javascriptvariableslet

JS calling ID by variable


Hi All
First data:

    let NewDivForGame_0 = document.createElement('div');
    let NewDivForGame_1 = document.createElement('div');
    let NewDivForGame_2 = document.createElement('div');

and so on...12
Next:

  NewDivForGame_0.id = 'Key';
        NewDivForGame_1.id = 'string_1';
            NewDivForGame_2.id = '1a1';

and so on...12
Next: append.
Next:

   for (i=0;i<=12;i++){
       document.getElementById("NewDivForGame_"+i.id).style.width ="35px"; //ERROR
       document.getElementById("NewDivForGame_"+[i].id).style.height= "35px"; //ERROR
       document.getElementById("NewDivForGame_"+[i].id).style.backgroundColor = "blue";
       console.log('Create size div run #'+i);

It doesn't work. Help me please. Please write a solution.

tried:
1)document.getElementById("NewDivForGame_"+i.id).style.width = "35px"; //ERROR 2)document.getElementById("NewDivForGame_"+[i].id).style.width = "35px"; //ERROR
3)

let DetectPer = "NewDivForGame_";
document.getElementById(DetectPer+i.id).style.width = "35px"; //ERROR

It doesn't work. Help me please. Please write a solution.


Solution

  • The main problems with your code are these lines:

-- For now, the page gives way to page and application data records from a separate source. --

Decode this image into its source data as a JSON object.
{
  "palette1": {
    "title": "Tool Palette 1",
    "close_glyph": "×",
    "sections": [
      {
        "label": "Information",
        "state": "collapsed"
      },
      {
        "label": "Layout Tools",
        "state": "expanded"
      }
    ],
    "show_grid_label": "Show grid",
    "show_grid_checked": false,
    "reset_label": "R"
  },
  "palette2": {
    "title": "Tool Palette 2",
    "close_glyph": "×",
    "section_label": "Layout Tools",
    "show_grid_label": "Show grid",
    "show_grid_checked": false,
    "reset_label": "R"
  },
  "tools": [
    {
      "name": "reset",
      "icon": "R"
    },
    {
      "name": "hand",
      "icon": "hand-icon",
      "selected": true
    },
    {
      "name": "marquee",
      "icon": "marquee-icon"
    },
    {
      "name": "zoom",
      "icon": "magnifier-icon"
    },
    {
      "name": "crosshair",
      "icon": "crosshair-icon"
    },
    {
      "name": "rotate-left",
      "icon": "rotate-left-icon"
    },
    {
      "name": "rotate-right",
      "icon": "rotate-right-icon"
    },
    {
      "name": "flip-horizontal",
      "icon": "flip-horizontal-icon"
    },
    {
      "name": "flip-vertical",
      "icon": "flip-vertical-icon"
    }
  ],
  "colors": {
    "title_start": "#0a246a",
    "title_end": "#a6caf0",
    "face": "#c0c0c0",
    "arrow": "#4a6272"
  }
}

       for (i=0;i<=12;i++){
           document.getElementById("NewDivForGame_"+i.id).style.width ="35px"; //ERROR
           document.getElementById("NewDivForGame_"+[i].id).style.height= "35px"; //ERROR
           document.getElementById("NewDivForGame_"+[i].id).style.backgroundColor = "blue";
           console.log('Create size div run #'+i);
       ...
    

    From what I can tell, you're attempting to access your variables by expecting your browser to evaluate the result of concatenating a string with a number.

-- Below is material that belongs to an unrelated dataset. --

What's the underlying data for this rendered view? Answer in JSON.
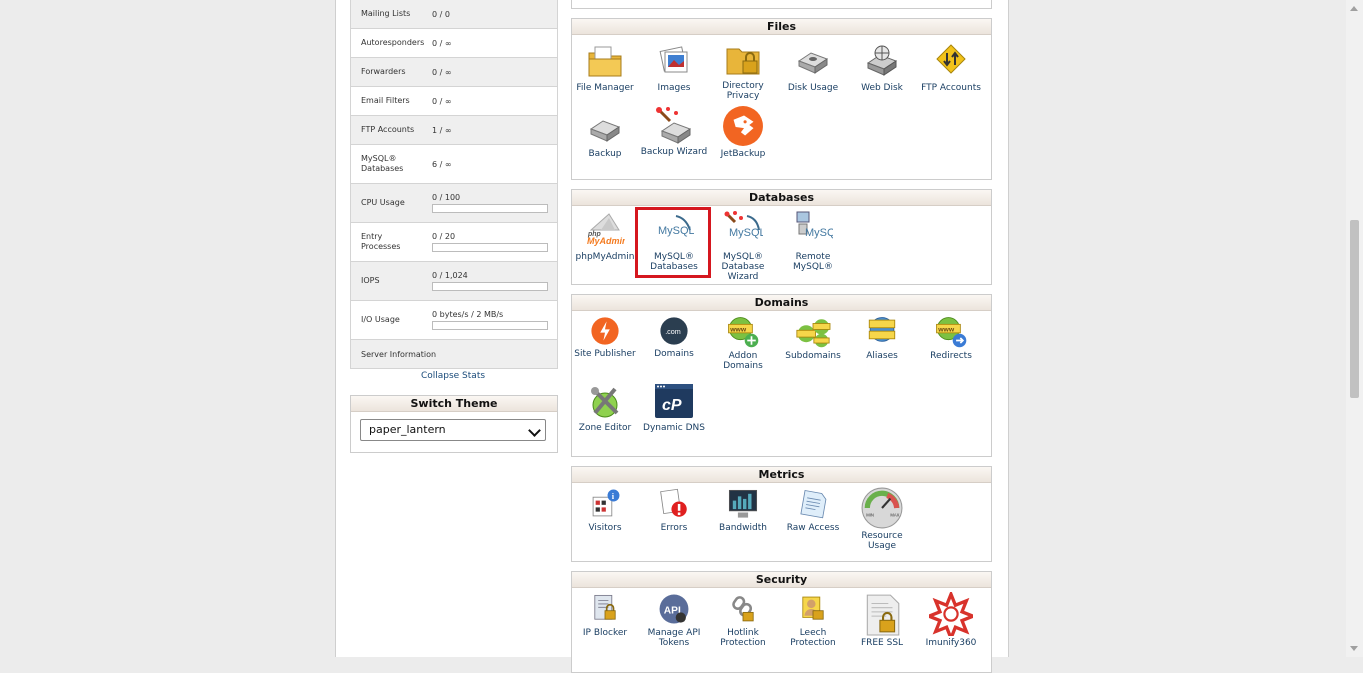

    Aside from that, you're attempting to access the id property from i, which as it stands, is a number. The number primitive does not have an id property, but based on your code it seems you might have been mixing it up with your string/eval assumption.

    Lastly, your line of [i] was actually creating an array with the number i being the single and only element. Arrays likewise do not have an id property.

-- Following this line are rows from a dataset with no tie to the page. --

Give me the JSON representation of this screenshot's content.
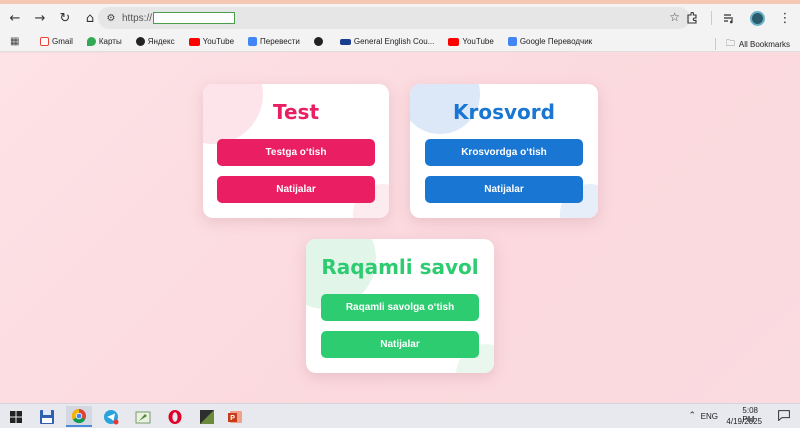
{
  "browser": {
    "url_prefix": "https://",
    "url_value": "",
    "bookmarks": [
      {
        "label": "Gmail",
        "color": "#ea4335"
      },
      {
        "label": "Карты",
        "color": "#34a853"
      },
      {
        "label": "Яндекс",
        "color": "#222222"
      },
      {
        "label": "YouTube",
        "color": "#ff0000"
      },
      {
        "label": "Перевести",
        "color": "#4285f4"
      },
      {
        "label": "",
        "color": "#222222"
      },
      {
        "label": "General English Cou...",
        "color": "#1a3d8f"
      },
      {
        "label": "YouTube",
        "color": "#ff0000"
      },
      {
        "label": "Google Переводчик",
        "color": "#4285f4"
      }
    ],
    "all_bookmarks": "All Bookmarks"
  },
  "cards": {
    "test": {
      "title": "Test",
      "primary_label": "Testga o‘tish",
      "results_label": "Natijalar",
      "color": "#e91e63"
    },
    "krosvord": {
      "title": "Krosvord",
      "primary_label": "Krosvordga o‘tish",
      "results_label": "Natijalar",
      "color": "#1976d2"
    },
    "raqamli": {
      "title": "Raqamli savol",
      "primary_label": "Raqamli savolga o‘tish",
      "results_label": "Natijalar",
      "color": "#2ecc71"
    }
  },
  "taskbar": {
    "lang": "ENG",
    "time": "5:08 PM",
    "date": "4/19/2025"
  }
}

    (Un)Fortunately, Javascript doesn't work this way. At least not exactly that way; in order for the browser or container to do what you expect, there's a few methods that could be used, but I'm only going to reference two; the dreaded eval(), which I won't get into due it being a dangerous practice, and an object literal definition. There are of course other ways, such as the other existing answer(s) here, but:

    // Here, we define an object literal and assign it properties for each div manually.
    let gameDivs = {
      NewDivForGame_0: document.createElement('div'),
      NewDivForGame_1: document.createElement('div'),
      // etc
    };
    
    // And then assign the id values sort of like you do in your question;
    gameDivs.NewDivForGame_0.id = 'Key';
    gameDivs.NewDivForGame_1.id = 'string_1';
    gameDivs.NewDivForGame_2.id = '1a1';
    // etc
    
    for (i=0;i<=12;i++){
           // Before finally using square bracket notation to target the
           // properties by a dynamic name;
           document.getElementById(gameDivs["NewDivForGame_"+i].id).style.width ="35px";
           document.getElementById(gameDivs["NewDivForGame_"+i].id).style.height= "35px"; 
           document.getElementById(gameDivs["NewDivForGame_"+i].id).style.backgroundColor = "blue";
           console.log('Create size div run #'+i);
    }
    

    Of course, you don't even need to select them by their id if you have the reference to them, which you do:

    for (i=0;i<=12;i++){
           // Before finally using square bracket notation to target the
           // properties by a dynamic name;
           gameDivs["NewDivForGame_"+i].style.width ="35px";
           gameDivs["NewDivForGame_"+i].style.height= "35px"; 
           gameDivs["NewDivForGame_"+i].style.backgroundColor = "blue";
           console.log('Create size div run #'+i);
    }
    

    This example assumes the divs are appended to the document.

    This methodology uses square brackets on an object literal. As you may, or may not be aware, square brackets should be used when accessing an object's property in a dynamic way, such as what you were trying to do with string concatenation earlier.

    Due to the way objects behave, you could even go so far as to generate the divs with a for-loop and then add them to the object:

    let gameDivs = {};
    
    for (let i = 0; i<=12; i++) {
        let gameDiv = document.createElement('div');
        gameDivs["NewDivForGame_"+i] = gameDiv;
        // append them too;
        document.body.appendChild(gameDiv);
    }
    

    Of course, I have no idea what pattern you're using for creating element ids, but in general the above would work.